BEGIN

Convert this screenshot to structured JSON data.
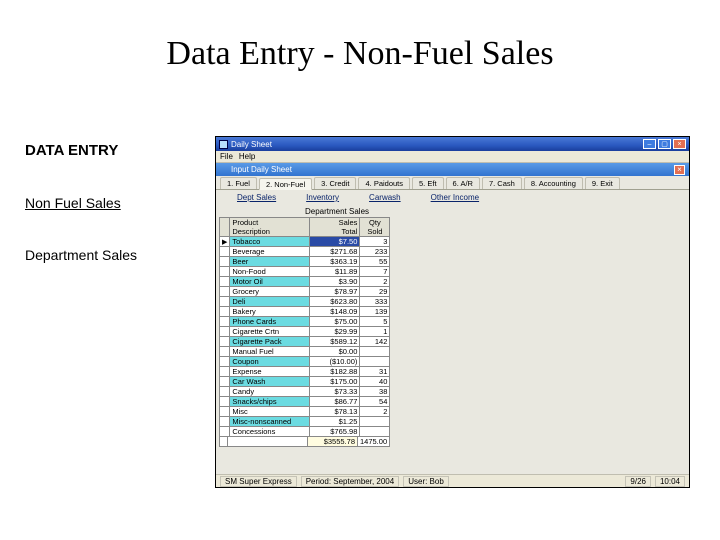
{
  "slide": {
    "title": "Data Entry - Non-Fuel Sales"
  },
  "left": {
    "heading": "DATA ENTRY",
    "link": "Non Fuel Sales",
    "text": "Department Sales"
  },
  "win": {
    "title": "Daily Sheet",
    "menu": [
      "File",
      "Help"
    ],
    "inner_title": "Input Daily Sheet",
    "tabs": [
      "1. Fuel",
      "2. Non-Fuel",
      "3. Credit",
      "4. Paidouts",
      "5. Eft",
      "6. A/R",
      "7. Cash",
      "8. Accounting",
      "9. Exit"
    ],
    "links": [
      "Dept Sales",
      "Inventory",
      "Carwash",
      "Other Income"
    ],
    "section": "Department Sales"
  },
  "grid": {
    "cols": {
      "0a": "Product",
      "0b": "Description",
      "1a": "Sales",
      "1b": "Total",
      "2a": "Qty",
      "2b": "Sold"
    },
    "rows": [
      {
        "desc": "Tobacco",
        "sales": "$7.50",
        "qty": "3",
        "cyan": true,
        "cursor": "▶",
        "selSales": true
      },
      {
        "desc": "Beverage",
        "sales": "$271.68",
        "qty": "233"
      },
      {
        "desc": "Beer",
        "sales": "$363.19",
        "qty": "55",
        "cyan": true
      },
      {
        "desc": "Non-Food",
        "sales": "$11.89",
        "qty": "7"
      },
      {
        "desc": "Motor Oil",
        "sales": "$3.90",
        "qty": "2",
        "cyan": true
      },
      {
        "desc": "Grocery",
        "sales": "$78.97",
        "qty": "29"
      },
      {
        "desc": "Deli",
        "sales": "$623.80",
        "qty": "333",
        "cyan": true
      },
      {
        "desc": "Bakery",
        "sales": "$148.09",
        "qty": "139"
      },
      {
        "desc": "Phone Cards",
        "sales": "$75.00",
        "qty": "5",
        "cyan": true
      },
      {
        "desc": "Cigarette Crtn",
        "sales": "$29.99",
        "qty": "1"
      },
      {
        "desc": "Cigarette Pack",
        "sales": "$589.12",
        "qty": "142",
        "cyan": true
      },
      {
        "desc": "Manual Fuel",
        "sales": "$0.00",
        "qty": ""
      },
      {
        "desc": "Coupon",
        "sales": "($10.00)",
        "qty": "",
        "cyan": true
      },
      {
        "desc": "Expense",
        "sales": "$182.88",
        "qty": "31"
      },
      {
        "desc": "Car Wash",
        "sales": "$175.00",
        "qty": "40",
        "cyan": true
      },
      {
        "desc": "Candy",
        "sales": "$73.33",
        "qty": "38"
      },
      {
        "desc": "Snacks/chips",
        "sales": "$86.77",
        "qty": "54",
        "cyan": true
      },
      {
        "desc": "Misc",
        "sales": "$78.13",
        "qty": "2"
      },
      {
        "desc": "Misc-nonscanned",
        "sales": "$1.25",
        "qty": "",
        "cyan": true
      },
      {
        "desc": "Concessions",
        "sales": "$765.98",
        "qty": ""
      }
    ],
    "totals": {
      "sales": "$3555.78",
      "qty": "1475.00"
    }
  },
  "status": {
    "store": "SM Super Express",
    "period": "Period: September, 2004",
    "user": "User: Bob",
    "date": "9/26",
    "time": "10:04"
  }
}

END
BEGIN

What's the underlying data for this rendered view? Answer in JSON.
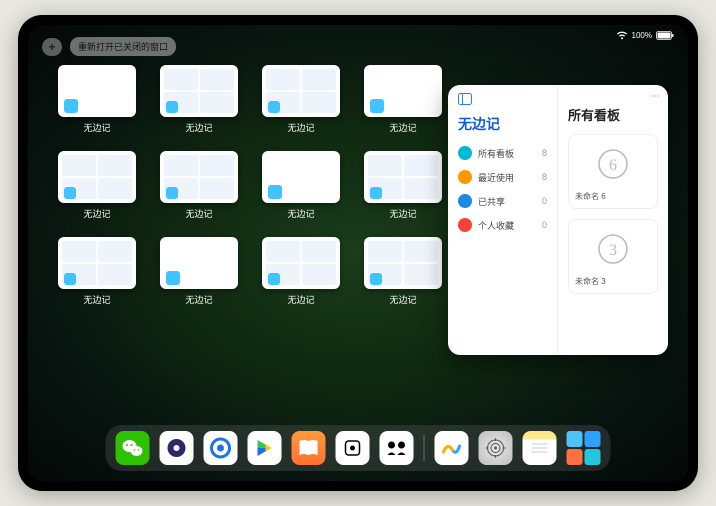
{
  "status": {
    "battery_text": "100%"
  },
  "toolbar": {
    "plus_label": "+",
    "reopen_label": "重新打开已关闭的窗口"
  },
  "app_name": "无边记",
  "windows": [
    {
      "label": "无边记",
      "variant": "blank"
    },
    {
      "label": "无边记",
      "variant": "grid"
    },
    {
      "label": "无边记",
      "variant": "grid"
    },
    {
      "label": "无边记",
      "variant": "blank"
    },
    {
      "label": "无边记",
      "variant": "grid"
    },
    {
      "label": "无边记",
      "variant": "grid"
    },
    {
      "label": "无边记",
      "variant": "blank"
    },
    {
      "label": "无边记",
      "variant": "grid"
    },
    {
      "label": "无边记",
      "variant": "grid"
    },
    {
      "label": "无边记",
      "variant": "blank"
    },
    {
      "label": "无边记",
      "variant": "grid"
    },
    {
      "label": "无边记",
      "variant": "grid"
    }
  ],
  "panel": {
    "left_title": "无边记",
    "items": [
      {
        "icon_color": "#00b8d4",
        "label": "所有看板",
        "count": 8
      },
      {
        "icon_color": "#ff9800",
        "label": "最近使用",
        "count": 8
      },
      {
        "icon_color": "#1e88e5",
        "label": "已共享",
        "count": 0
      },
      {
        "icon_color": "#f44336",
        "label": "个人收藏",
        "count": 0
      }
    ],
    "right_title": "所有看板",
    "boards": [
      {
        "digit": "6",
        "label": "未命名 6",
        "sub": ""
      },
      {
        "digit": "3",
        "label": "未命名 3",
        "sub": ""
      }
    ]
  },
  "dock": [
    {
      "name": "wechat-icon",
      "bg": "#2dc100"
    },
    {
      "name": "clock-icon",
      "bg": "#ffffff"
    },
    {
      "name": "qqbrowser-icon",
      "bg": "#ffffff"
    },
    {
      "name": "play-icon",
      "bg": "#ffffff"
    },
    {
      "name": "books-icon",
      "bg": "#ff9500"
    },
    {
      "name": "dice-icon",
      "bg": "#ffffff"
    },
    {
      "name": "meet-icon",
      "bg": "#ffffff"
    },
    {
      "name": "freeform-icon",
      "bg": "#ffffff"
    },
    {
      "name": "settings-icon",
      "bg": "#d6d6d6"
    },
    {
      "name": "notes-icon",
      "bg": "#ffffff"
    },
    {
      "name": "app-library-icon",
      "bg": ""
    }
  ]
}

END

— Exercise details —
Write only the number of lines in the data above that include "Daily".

— Task answer —
2